At their recent General Assembly, the OPC adopted a motion that if the RCN were to adopt women’s ordination, the four OPC delegates are mandated to propose the suspension of the RCN from the ICRC.  The ground for this decision expressed a hope that it would be unnecessary — the OPC GA was meeting before Synod Meppel made the final decisions.  However, they also stated that if the RCN were to do this, it would be imperative to act in this manner since the “recommendation represents a reasonable and prudent action to protect the integrity of the ICRC, which plays a vital role in the structure of our own ecclesiastical relationships.”

The OPC GA concluded on June 5, 2017.  The decisions of Synod Meppel on women’s ordination were made on June 15 & 16.  The four OPC delegates to the ICRC had their work cut out for them.

As mandated, they drafted a proposal.  The proposal first of all asks that this matter be added to the agenda.  The second part of the proposal puts forward the following:

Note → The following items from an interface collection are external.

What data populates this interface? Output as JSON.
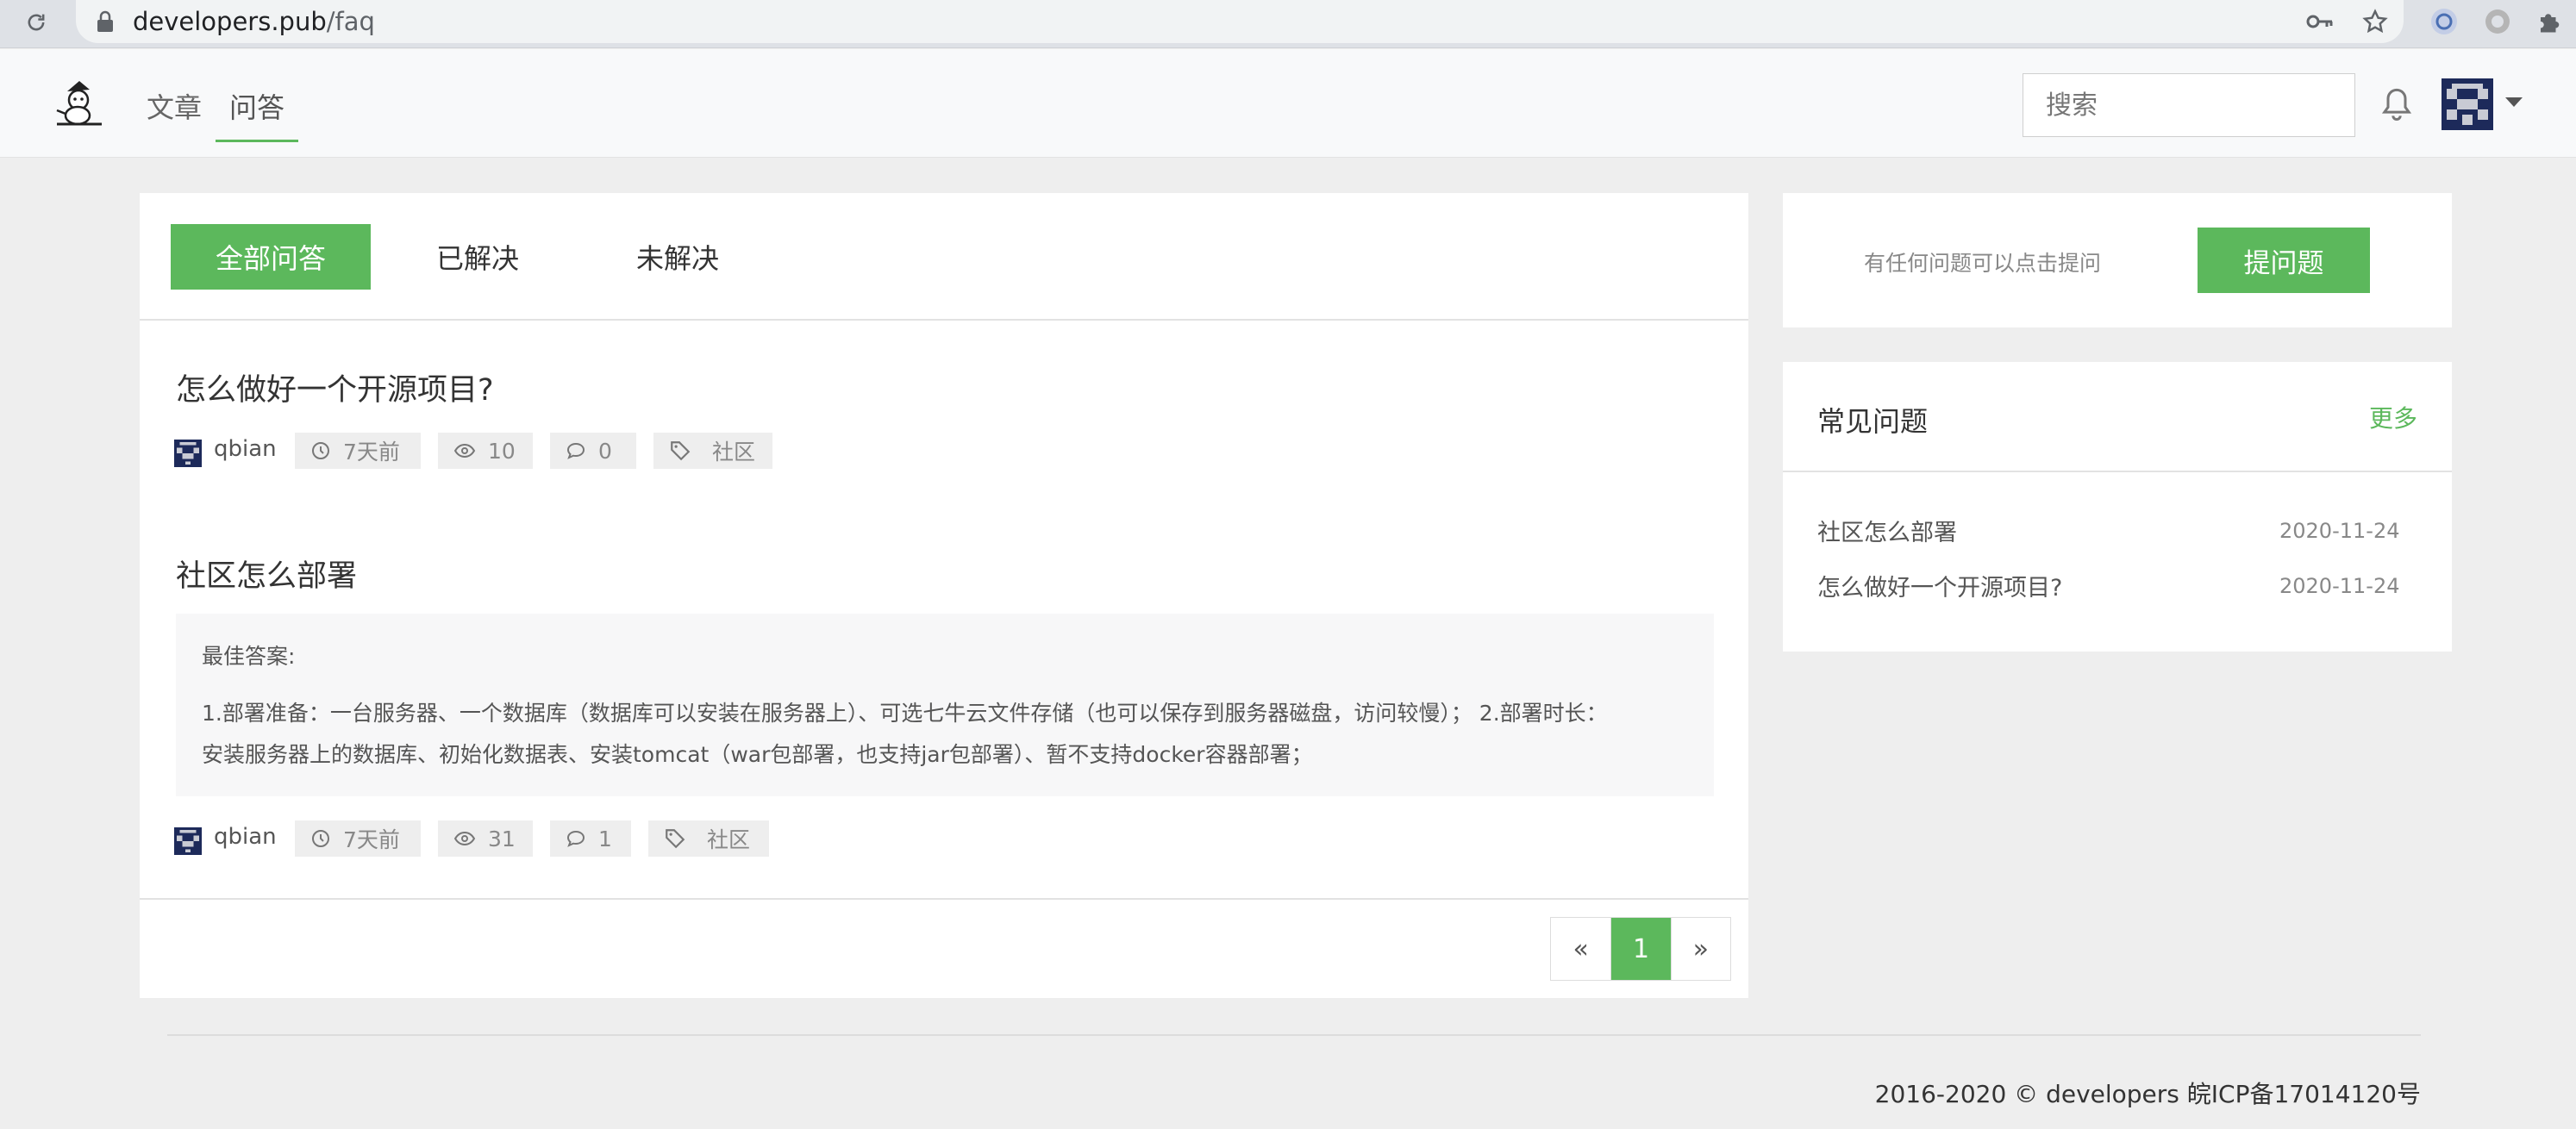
{
  "browser": {
    "url_host": "developers.pub",
    "url_path": "/faq"
  },
  "header": {
    "nav": [
      "文章",
      "问答"
    ],
    "active_nav": "问答",
    "search_placeholder": "搜索"
  },
  "tabs": {
    "items": [
      "全部问答",
      "已解决",
      "未解决"
    ],
    "active": "全部问答"
  },
  "questions": [
    {
      "title": "怎么做好一个开源项目?",
      "user": "qbian",
      "time": "7天前",
      "views": "10",
      "comments": "0",
      "tag": "社区"
    },
    {
      "title": "社区怎么部署",
      "best_answer_label": "最佳答案:",
      "best_answer_line1": "1.部署准备：一台服务器、一个数据库（数据库可以安装在服务器上）、可选七牛云文件存储（也可以保存到服务器磁盘，访问较慢）；  2.部署时长：",
      "best_answer_line2": "安装服务器上的数据库、初始化数据表、安装tomcat（war包部署，也支持jar包部署）、暂不支持docker容器部署；",
      "user": "qbian",
      "time": "7天前",
      "views": "31",
      "comments": "1",
      "tag": "社区"
    }
  ],
  "pagination": {
    "prev": "«",
    "current": "1",
    "next": "»"
  },
  "sidebar": {
    "ask_hint": "有任何问题可以点击提问",
    "ask_button": "提问题",
    "faq_title": "常见问题",
    "faq_more": "更多",
    "faq_items": [
      {
        "title": "社区怎么部署",
        "date": "2020-11-24"
      },
      {
        "title": "怎么做好一个开源项目?",
        "date": "2020-11-24"
      }
    ]
  },
  "footer": {
    "text": "2016-2020 © developers 皖ICP备17014120号"
  },
  "colors": {
    "accent": "#5cb85c",
    "page_bg": "#eeeeee",
    "chip_bg": "#eeeeee"
  },
  "icons": [
    "reload-icon",
    "lock-icon",
    "key-icon",
    "star-icon",
    "extension-icon",
    "puzzle-icon",
    "bell-icon",
    "clock-icon",
    "eye-icon",
    "comment-icon",
    "tag-icon"
  ]
}
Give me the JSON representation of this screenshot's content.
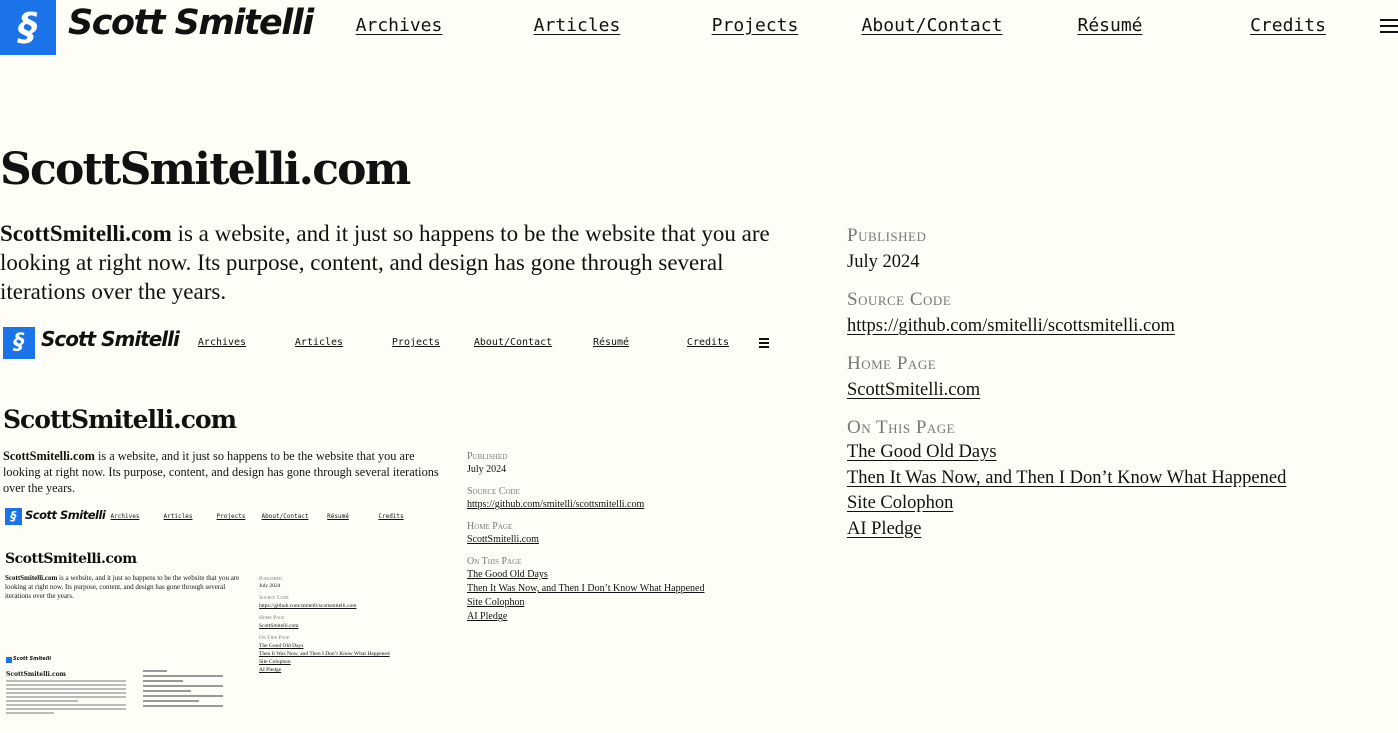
{
  "header": {
    "logo_glyph": "§",
    "site_name": "Scott Smitelli",
    "nav": [
      "Archives",
      "Articles",
      "Projects",
      "About/Contact",
      "Résumé",
      "Credits"
    ],
    "brand_color": "#1a73e8"
  },
  "main": {
    "title": "ScottSmitelli.com",
    "intro_bold": "ScottSmitelli.com",
    "intro_rest": " is a website, and it just so happens to be the website that you are looking at right now. Its purpose, content, and design has gone through several iterations over the years."
  },
  "sidebar": {
    "published_label": "Published",
    "published_value": "July 2024",
    "source_label": "Source Code",
    "source_value": "https://github.com/smitelli/scottsmitelli.com",
    "home_label": "Home Page",
    "home_value": "ScottSmitelli.com",
    "toc_label": "On This Page",
    "toc": [
      "The Good Old Days",
      "Then It Was Now, and Then I Don’t Know What Happened",
      "Site Colophon",
      "AI Pledge"
    ]
  }
}
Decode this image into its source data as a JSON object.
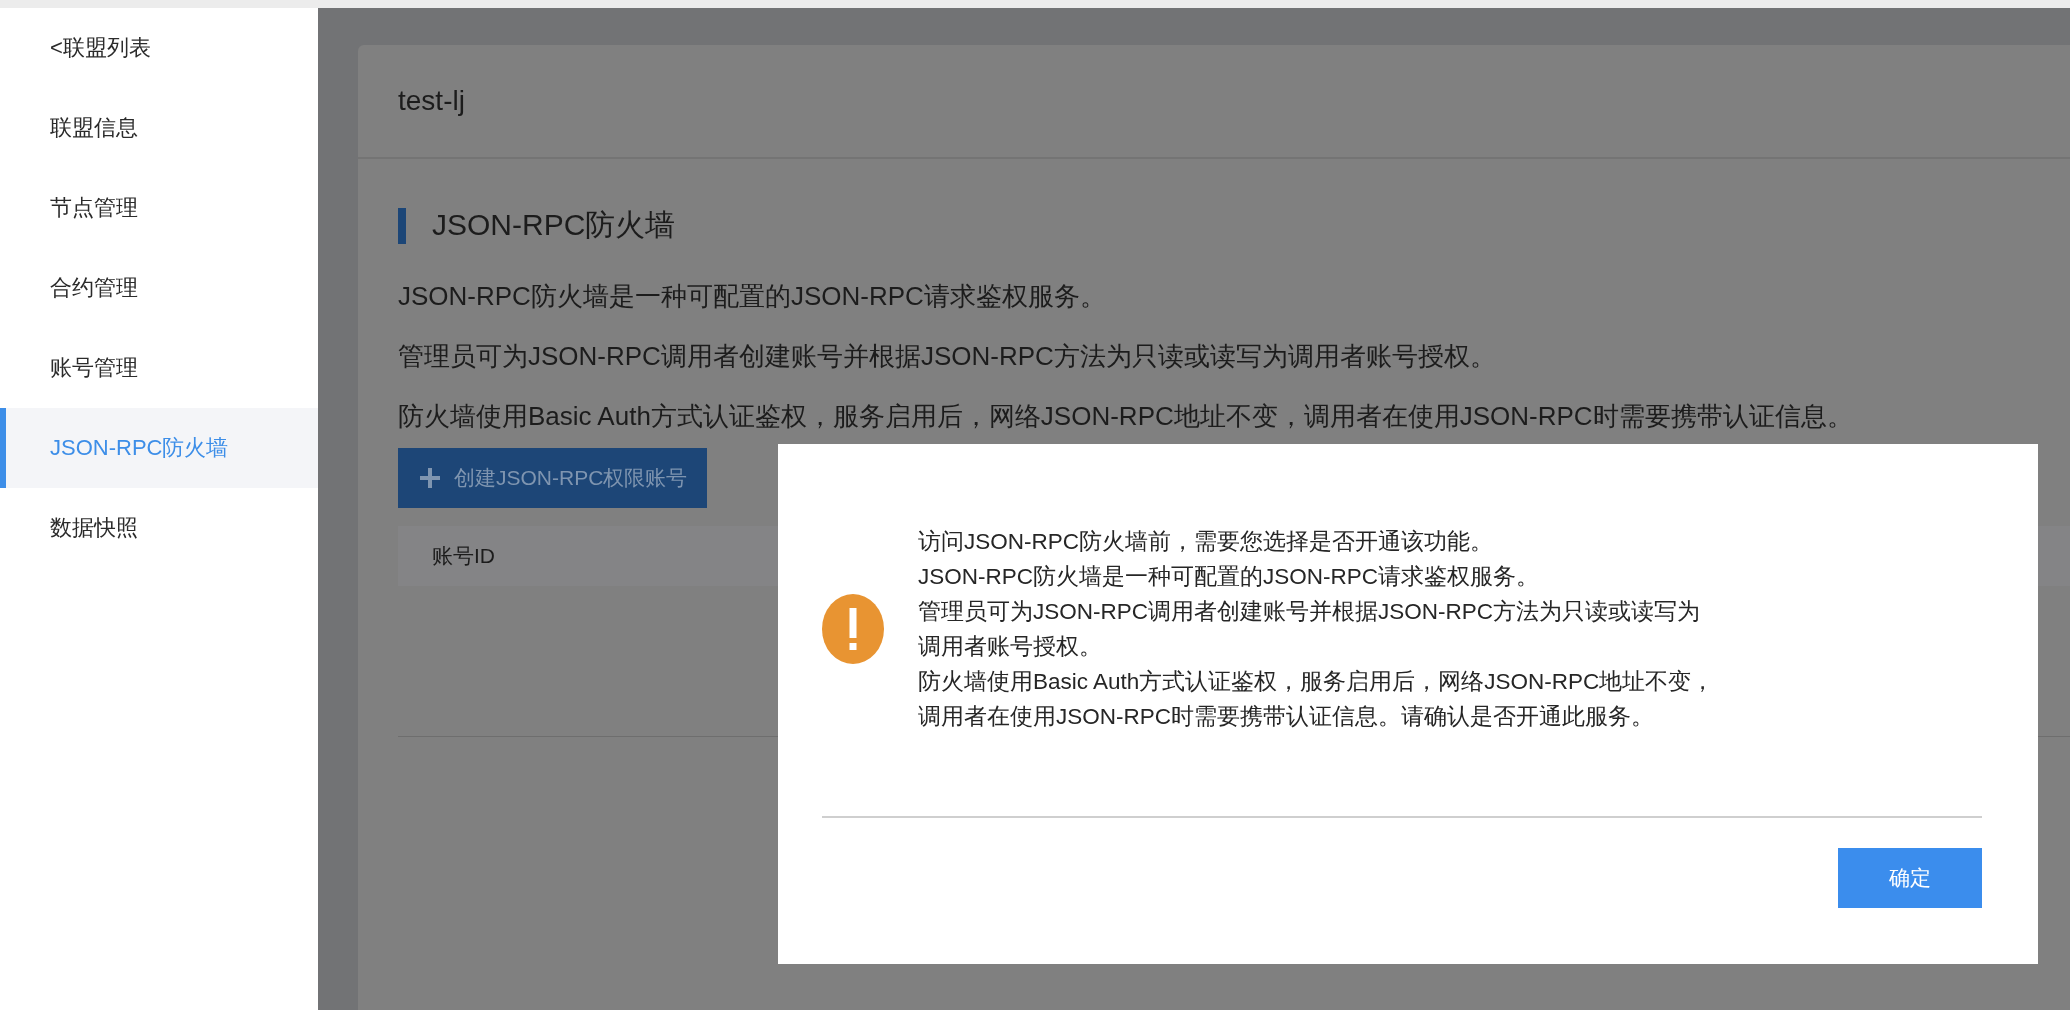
{
  "sidebar": {
    "back_link": "<联盟列表",
    "items": [
      {
        "label": "联盟信息",
        "selected": false
      },
      {
        "label": "节点管理",
        "selected": false
      },
      {
        "label": "合约管理",
        "selected": false
      },
      {
        "label": "账号管理",
        "selected": false
      },
      {
        "label": "JSON-RPC防火墙",
        "selected": true
      },
      {
        "label": "数据快照",
        "selected": false
      }
    ]
  },
  "card": {
    "title": "test-lj",
    "section_title": "JSON-RPC防火墙",
    "description": [
      "JSON-RPC防火墙是一种可配置的JSON-RPC请求鉴权服务。",
      "管理员可为JSON-RPC调用者创建账号并根据JSON-RPC方法为只读或读写为调用者账号授权。",
      "防火墙使用Basic Auth方式认证鉴权，服务启用后，网络JSON-RPC地址不变，调用者在使用JSON-RPC时需要携带认证信息。"
    ],
    "create_button": "创建JSON-RPC权限账号",
    "table": {
      "columns": [
        "账号ID"
      ]
    }
  },
  "dialog": {
    "paragraphs": [
      "访问JSON-RPC防火墙前，需要您选择是否开通该功能。",
      "JSON-RPC防火墙是一种可配置的JSON-RPC请求鉴权服务。",
      "管理员可为JSON-RPC调用者创建账号并根据JSON-RPC方法为只读或读写为调用者账号授权。",
      "防火墙使用Basic Auth方式认证鉴权，服务启用后，网络JSON-RPC地址不变，调用者在使用JSON-RPC时需要携带认证信息。请确认是否开通此服务。"
    ],
    "confirm_button": "确定"
  }
}
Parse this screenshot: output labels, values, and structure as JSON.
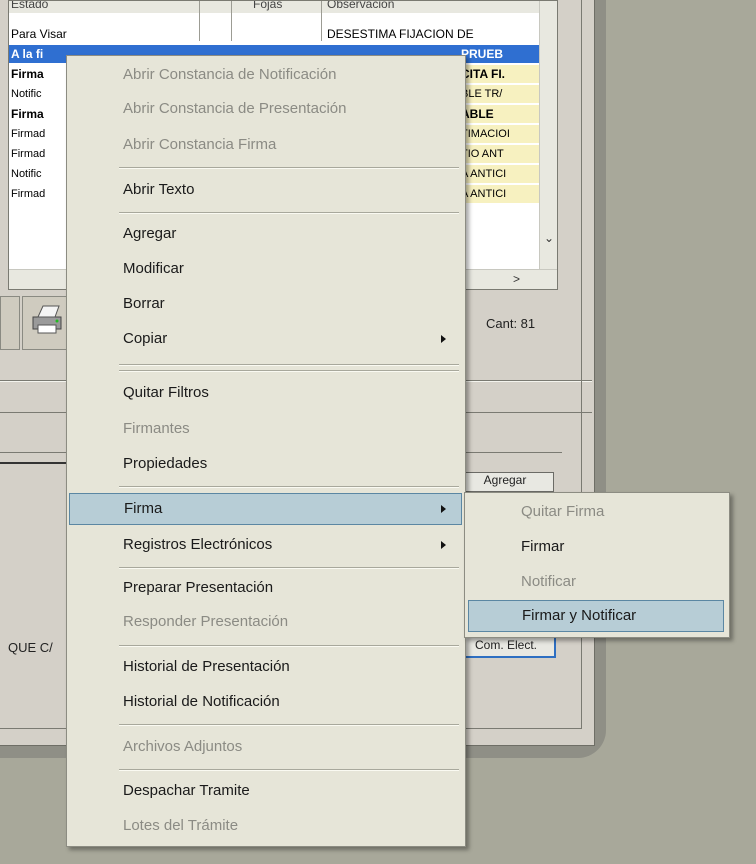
{
  "grid": {
    "header": {
      "col1": "Estado",
      "col2": "Fojas",
      "col3": "Observacion"
    },
    "rows": [
      {
        "col1": "Para Visar",
        "col3": "DESESTIMA FIJACION DE",
        "bold": false
      },
      {
        "col1": "A la fi",
        "col3": "PRUEB",
        "bold": true,
        "selected": true
      },
      {
        "col1": "Firma",
        "col3": "CITA FI.",
        "bold": true
      },
      {
        "col1": "Notific",
        "col3": "BLE TR/",
        "bold": false
      },
      {
        "col1": "Firma",
        "col3": "ABLE",
        "bold": true
      },
      {
        "col1": "Firmad",
        "col3": "TIMACIOI",
        "bold": false
      },
      {
        "col1": "Firmad",
        "col3": "TIO ANT",
        "bold": false
      },
      {
        "col1": "Notific",
        "col3": "A ANTICI",
        "bold": false
      },
      {
        "col1": "Firmad",
        "col3": "A ANTICI",
        "bold": false
      }
    ],
    "scroll_down_glyph": "⌄",
    "scroll_right_glyph": ">"
  },
  "count_label": "Cant: 81",
  "side_buttons": {
    "agregar": "Agregar",
    "com_elect": "Com. Elect."
  },
  "truncated_text": "QUE C/",
  "context_menu": {
    "items": [
      {
        "label": "Abrir Constancia de Notificación",
        "disabled": true
      },
      {
        "label": "Abrir Constancia de Presentación",
        "disabled": true
      },
      {
        "label": "Abrir Constancia Firma",
        "disabled": true
      },
      {
        "label": "Abrir Texto",
        "disabled": false
      },
      {
        "label": "Agregar",
        "disabled": false
      },
      {
        "label": "Modificar",
        "disabled": false
      },
      {
        "label": "Borrar",
        "disabled": false
      },
      {
        "label": "Copiar",
        "disabled": false,
        "submenu": true
      },
      {
        "label": "Quitar Filtros",
        "disabled": false
      },
      {
        "label": "Firmantes",
        "disabled": true
      },
      {
        "label": "Propiedades",
        "disabled": false
      },
      {
        "label": "Firma",
        "disabled": false,
        "submenu": true,
        "highlighted": true
      },
      {
        "label": "Registros Electrónicos",
        "disabled": false,
        "submenu": true
      },
      {
        "label": "Preparar Presentación",
        "disabled": false
      },
      {
        "label": "Responder Presentación",
        "disabled": true
      },
      {
        "label": "Historial de Presentación",
        "disabled": false
      },
      {
        "label": "Historial de Notificación",
        "disabled": false
      },
      {
        "label": "Archivos Adjuntos",
        "disabled": true
      },
      {
        "label": "Despachar Tramite",
        "disabled": false
      },
      {
        "label": "Lotes del Trámite",
        "disabled": true
      }
    ]
  },
  "submenu_firma": {
    "items": [
      {
        "label": "Quitar Firma",
        "disabled": true
      },
      {
        "label": "Firmar",
        "disabled": false
      },
      {
        "label": "Notificar",
        "disabled": true
      },
      {
        "label": "Firmar y Notificar",
        "disabled": false,
        "highlighted": true
      }
    ]
  },
  "colors": {
    "menu_bg": "#e6e5d8",
    "highlight_bg": "#b7cdd6",
    "highlight_border": "#5b87a3",
    "selected_row": "#2f6fd1",
    "yellow_cell": "#f7f1c0"
  }
}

1. Declare that the RCN—having recently acted to permit the ordination of persons to the offices of minister and ruling elder contrary to the rule prescribed in  Scripture—is in its doctrine and/or practice no longer in agreement with the Basis of the Conference (cf. Constitution, Article IV.4);
2. Pursuant to Article IV.4 of the Constitution of the ICRC, suspend the membership of the RCN in the ICRC, effective immediately;
3. Encourage the RCN to reconsider the action of Synod Meppel 2017 in this matter and to restore the doctrine and/or practice of the RCN to be in agreement with the Basis of the Conference; and
4. In the event that, by the time of the 10th (2021) Meeting of the ICRC, the RCN continues to permit the ordination of persons to the offices of minister and ruling elder contrary to the rule prescribed in Scripture, the status of the membership of the RCN in the ICRC be placed on the Agenda for that Meeting.

At the ICRC on July 14, the body agreed to consider the proposal even though it was submitted late.  Discussion has been taking place and a final vote is expected on Monday July 17.

We should all be thankful for the leadership of the Orthodox Presbyterian Church in this matter.  They had the foresight at their GA to see that this was likely coming and they had a plan in place.  Ecclesiastical evil is like cancer:  when it is not addressed quickly, it spreads.  The RCN should have no time or opportunity to spread this false teaching.  I pray that the ICRC will adopt the OPC proposal and send a clear message to the Dutch — and all members of the ICRC — that this is contrary to God’s Word.

I do have a deep regret in all in this.  My regret is that my own churches, the Free Reformed Churches of Australia, have no place in this discussion at the ICRC.  The FRCA were involved with the founding of the ICRC, but withdrew in 1996.  The FRCA withdrew because membership within this organization was not promoting harmony and unity in our own ranks.  I’m hopeful that someday this can be reversed and we can return to the ICRC.  It would certainly have been helpful to be able to stand with the OPC in Jordan in maintaining the cause of truth.